[Data for this exercise Boundary: Start]

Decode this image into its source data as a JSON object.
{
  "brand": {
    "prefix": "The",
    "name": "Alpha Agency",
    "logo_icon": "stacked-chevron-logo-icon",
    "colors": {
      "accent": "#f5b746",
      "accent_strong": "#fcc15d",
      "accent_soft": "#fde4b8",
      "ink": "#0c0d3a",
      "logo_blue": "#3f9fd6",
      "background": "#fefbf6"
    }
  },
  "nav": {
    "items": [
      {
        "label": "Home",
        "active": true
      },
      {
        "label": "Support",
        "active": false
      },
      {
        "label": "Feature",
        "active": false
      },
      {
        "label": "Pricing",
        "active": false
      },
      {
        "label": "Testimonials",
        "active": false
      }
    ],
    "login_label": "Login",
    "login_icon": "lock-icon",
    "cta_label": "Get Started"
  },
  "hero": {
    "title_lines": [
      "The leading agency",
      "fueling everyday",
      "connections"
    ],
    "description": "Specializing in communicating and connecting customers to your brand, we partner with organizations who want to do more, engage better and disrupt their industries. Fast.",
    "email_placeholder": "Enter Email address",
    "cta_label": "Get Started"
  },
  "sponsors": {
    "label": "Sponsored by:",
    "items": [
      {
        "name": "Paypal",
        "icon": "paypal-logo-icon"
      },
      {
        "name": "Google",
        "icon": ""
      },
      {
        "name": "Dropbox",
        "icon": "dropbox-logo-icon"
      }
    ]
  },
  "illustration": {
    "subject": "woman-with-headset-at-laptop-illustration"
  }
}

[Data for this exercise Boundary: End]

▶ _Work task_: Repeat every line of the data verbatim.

▶ _Response area_:
Decode this image into its source data as a JSON object.
{
  "brand": {
    "prefix": "The",
    "name": "Alpha Agency",
    "logo_icon": "stacked-chevron-logo-icon",
    "colors": {
      "accent": "#f5b746",
      "accent_strong": "#fcc15d",
      "accent_soft": "#fde4b8",
      "ink": "#0c0d3a",
      "logo_blue": "#3f9fd6",
      "background": "#fefbf6"
    }
  },
  "nav": {
    "items": [
      {
        "label": "Home",
        "active": true
      },
      {
        "label": "Support",
        "active": false
      },
      {
        "label": "Feature",
        "active": false
      },
      {
        "label": "Pricing",
        "active": false
      },
      {
        "label": "Testimonials",
        "active": false
      }
    ],
    "login_label": "Login",
    "login_icon": "lock-icon",
    "cta_label": "Get Started"
  },
  "hero": {
    "title_lines": [
      "The leading agency",
      "fueling everyday",
      "connections"
    ],
    "description": "Specializing in communicating and connecting customers to your brand, we partner with organizations who want to do more, engage better and disrupt their industries. Fast.",
    "email_placeholder": "Enter Email address",
    "cta_label": "Get Started"
  },
  "sponsors": {
    "label": "Sponsored by:",
    "items": [
      {
        "name": "Paypal",
        "icon": "paypal-logo-icon"
      },
      {
        "name": "Google",
        "icon": ""
      },
      {
        "name": "Dropbox",
        "icon": "dropbox-logo-icon"
      }
    ]
  },
  "illustration": {
    "subject": "woman-with-headset-at-laptop-illustration"
  }
}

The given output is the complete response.